● **EXERCISE INSTRUCTIONS**: Apart from the images, every record here needs to be copied exactly.

● **DATA EXCERPTS**:
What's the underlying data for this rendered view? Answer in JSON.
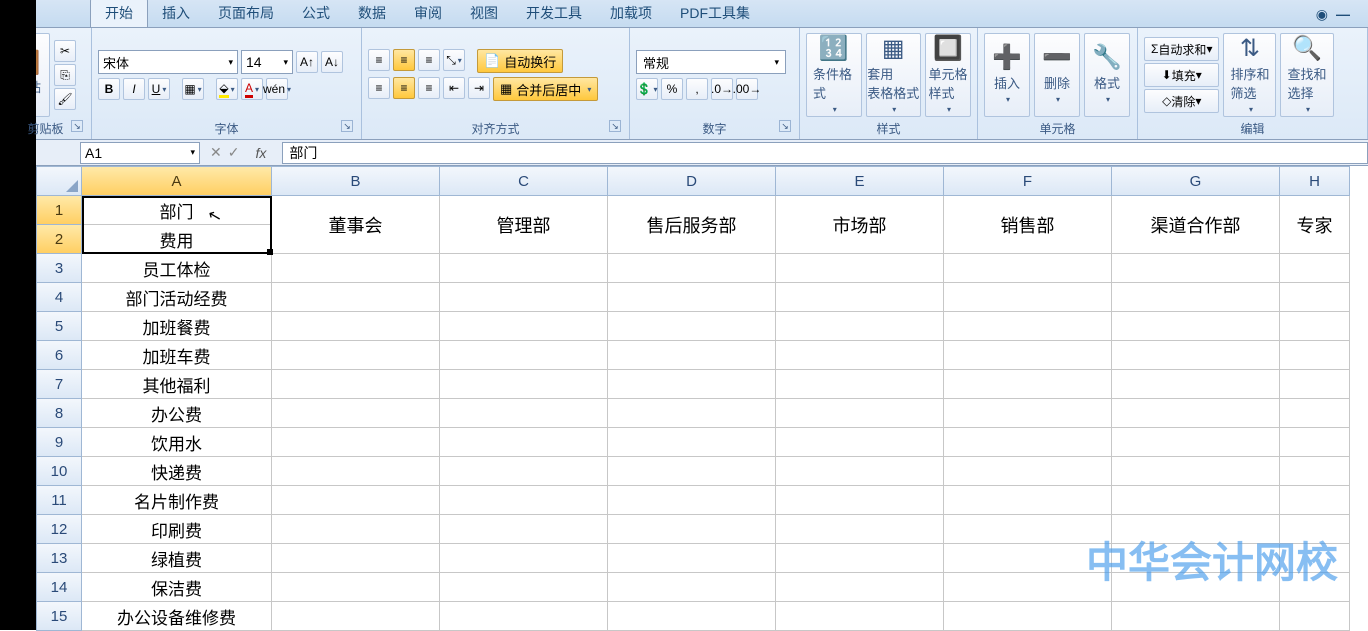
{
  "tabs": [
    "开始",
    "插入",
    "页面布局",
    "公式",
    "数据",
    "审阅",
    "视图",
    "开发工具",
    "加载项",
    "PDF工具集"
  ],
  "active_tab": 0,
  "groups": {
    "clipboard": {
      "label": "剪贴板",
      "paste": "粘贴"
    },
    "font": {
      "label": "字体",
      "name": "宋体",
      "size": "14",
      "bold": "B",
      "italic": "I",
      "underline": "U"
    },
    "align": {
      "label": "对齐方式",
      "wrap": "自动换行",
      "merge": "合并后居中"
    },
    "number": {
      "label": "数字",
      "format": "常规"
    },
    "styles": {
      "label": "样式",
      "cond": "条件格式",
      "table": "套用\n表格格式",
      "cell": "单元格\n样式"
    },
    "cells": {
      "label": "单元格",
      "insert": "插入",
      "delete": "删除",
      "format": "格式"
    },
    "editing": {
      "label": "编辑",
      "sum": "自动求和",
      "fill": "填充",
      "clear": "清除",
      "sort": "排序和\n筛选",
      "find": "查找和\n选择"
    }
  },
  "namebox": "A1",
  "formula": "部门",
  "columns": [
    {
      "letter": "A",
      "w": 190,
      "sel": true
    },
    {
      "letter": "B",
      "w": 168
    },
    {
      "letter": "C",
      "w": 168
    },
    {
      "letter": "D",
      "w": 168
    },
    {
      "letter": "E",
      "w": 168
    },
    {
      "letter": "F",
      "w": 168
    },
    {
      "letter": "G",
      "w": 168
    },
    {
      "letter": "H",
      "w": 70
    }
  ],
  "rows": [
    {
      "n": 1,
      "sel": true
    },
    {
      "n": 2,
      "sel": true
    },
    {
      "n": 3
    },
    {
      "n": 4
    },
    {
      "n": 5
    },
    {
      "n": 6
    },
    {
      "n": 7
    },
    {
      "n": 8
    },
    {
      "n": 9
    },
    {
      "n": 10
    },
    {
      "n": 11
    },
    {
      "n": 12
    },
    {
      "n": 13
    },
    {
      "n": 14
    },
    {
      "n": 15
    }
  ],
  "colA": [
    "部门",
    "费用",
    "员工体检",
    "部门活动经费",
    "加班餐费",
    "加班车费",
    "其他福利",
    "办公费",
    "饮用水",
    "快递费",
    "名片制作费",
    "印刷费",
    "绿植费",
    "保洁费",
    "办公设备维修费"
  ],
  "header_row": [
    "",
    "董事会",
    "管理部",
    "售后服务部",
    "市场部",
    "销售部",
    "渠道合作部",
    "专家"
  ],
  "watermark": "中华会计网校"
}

● **ANSWER TO THIS TASK**:
What's the underlying data for this rendered view? Answer in JSON.
{
  "tabs": [
    "开始",
    "插入",
    "页面布局",
    "公式",
    "数据",
    "审阅",
    "视图",
    "开发工具",
    "加载项",
    "PDF工具集"
  ],
  "active_tab": 0,
  "groups": {
    "clipboard": {
      "label": "剪贴板",
      "paste": "粘贴"
    },
    "font": {
      "label": "字体",
      "name": "宋体",
      "size": "14",
      "bold": "B",
      "italic": "I",
      "underline": "U"
    },
    "align": {
      "label": "对齐方式",
      "wrap": "自动换行",
      "merge": "合并后居中"
    },
    "number": {
      "label": "数字",
      "format": "常规"
    },
    "styles": {
      "label": "样式",
      "cond": "条件格式",
      "table": "套用\n表格格式",
      "cell": "单元格\n样式"
    },
    "cells": {
      "label": "单元格",
      "insert": "插入",
      "delete": "删除",
      "format": "格式"
    },
    "editing": {
      "label": "编辑",
      "sum": "自动求和",
      "fill": "填充",
      "clear": "清除",
      "sort": "排序和\n筛选",
      "find": "查找和\n选择"
    }
  },
  "namebox": "A1",
  "formula": "部门",
  "columns": [
    {
      "letter": "A",
      "w": 190,
      "sel": true
    },
    {
      "letter": "B",
      "w": 168
    },
    {
      "letter": "C",
      "w": 168
    },
    {
      "letter": "D",
      "w": 168
    },
    {
      "letter": "E",
      "w": 168
    },
    {
      "letter": "F",
      "w": 168
    },
    {
      "letter": "G",
      "w": 168
    },
    {
      "letter": "H",
      "w": 70
    }
  ],
  "rows": [
    {
      "n": 1,
      "sel": true
    },
    {
      "n": 2,
      "sel": true
    },
    {
      "n": 3
    },
    {
      "n": 4
    },
    {
      "n": 5
    },
    {
      "n": 6
    },
    {
      "n": 7
    },
    {
      "n": 8
    },
    {
      "n": 9
    },
    {
      "n": 10
    },
    {
      "n": 11
    },
    {
      "n": 12
    },
    {
      "n": 13
    },
    {
      "n": 14
    },
    {
      "n": 15
    }
  ],
  "colA": [
    "部门",
    "费用",
    "员工体检",
    "部门活动经费",
    "加班餐费",
    "加班车费",
    "其他福利",
    "办公费",
    "饮用水",
    "快递费",
    "名片制作费",
    "印刷费",
    "绿植费",
    "保洁费",
    "办公设备维修费"
  ],
  "header_row": [
    "",
    "董事会",
    "管理部",
    "售后服务部",
    "市场部",
    "销售部",
    "渠道合作部",
    "专家"
  ],
  "watermark": "中华会计网校"
}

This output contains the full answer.